[WHAT IS REQUIRED]
Filter the entries that follow, copying every line in which the word "icon" appears.

· · · · · · ·

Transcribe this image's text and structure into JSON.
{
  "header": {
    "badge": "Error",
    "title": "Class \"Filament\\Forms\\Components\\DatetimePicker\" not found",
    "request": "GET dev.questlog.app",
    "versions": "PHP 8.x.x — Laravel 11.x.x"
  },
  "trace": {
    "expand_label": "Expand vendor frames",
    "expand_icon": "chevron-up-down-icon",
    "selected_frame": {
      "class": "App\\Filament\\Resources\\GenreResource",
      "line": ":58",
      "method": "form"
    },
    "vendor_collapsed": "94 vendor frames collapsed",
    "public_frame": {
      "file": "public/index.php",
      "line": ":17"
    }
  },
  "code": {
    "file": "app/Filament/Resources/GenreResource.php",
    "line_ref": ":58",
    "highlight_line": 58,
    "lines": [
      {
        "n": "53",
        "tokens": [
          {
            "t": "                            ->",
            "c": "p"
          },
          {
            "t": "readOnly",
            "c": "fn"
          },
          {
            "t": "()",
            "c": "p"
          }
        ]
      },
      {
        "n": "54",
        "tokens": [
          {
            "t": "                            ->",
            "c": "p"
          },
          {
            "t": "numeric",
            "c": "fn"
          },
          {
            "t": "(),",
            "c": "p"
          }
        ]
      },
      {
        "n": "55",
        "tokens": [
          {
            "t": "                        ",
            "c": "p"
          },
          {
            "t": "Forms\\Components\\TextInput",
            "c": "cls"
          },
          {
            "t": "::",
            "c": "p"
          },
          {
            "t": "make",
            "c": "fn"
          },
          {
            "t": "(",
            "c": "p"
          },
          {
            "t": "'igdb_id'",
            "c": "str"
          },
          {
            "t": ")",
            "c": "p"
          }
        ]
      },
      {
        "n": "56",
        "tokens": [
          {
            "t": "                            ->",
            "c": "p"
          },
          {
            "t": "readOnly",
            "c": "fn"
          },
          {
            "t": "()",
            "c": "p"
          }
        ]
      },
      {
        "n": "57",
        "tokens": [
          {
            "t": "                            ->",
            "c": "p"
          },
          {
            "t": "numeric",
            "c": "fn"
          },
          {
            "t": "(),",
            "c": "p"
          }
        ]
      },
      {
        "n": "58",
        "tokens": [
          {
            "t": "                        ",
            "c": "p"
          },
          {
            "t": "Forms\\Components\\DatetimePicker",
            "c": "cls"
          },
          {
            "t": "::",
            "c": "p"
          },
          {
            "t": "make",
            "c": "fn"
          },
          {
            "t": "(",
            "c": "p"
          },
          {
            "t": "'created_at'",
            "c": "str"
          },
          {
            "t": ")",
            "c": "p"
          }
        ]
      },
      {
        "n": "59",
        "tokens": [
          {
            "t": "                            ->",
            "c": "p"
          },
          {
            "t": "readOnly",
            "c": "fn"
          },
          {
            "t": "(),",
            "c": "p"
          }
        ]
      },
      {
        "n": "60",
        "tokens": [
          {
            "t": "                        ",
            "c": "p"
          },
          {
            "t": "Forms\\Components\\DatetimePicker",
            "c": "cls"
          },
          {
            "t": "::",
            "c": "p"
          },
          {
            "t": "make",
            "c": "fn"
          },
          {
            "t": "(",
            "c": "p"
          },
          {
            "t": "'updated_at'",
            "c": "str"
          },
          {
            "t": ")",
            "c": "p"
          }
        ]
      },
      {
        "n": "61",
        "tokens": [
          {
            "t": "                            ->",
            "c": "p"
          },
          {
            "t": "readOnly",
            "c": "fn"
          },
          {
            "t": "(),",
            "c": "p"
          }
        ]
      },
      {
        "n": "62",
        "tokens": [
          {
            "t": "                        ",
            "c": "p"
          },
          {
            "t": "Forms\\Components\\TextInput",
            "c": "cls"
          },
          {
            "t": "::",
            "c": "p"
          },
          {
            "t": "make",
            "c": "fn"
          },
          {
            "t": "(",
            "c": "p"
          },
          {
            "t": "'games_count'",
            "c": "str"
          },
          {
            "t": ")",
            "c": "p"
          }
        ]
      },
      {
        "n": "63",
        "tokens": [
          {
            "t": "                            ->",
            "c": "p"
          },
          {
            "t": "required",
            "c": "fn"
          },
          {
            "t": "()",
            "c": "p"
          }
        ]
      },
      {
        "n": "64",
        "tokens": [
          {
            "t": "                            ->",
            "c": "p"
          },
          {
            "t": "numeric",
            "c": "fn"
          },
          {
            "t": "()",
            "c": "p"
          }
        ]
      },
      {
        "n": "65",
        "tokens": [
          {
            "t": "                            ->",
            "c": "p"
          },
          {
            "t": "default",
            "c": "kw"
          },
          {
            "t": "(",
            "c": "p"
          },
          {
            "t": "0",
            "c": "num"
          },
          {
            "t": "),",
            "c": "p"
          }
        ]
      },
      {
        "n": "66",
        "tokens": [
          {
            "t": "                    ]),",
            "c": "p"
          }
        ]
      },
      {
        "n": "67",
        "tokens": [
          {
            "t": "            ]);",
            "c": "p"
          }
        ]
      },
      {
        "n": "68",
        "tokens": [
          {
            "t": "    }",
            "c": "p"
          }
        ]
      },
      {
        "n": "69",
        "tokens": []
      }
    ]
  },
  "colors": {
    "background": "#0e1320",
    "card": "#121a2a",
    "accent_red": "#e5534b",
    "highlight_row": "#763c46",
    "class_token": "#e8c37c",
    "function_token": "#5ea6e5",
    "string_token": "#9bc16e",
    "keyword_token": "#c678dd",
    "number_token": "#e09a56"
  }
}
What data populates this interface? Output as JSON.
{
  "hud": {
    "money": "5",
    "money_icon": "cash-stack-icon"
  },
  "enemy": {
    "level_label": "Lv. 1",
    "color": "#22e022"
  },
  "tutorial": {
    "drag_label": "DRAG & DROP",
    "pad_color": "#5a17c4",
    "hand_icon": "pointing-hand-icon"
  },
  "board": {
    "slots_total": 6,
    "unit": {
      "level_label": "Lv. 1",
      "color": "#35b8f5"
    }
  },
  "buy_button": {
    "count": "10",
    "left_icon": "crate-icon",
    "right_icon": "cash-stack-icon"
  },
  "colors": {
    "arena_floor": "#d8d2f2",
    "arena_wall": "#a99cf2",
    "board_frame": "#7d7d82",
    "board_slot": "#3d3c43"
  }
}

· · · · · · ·

[TASK RESULT]
    "expand_icon": "chevron-up-down-icon",
    "money_icon": "cash-stack-icon"
    "hand_icon": "pointing-hand-icon"
    "left_icon": "crate-icon",
    "right_icon": "cash-stack-icon"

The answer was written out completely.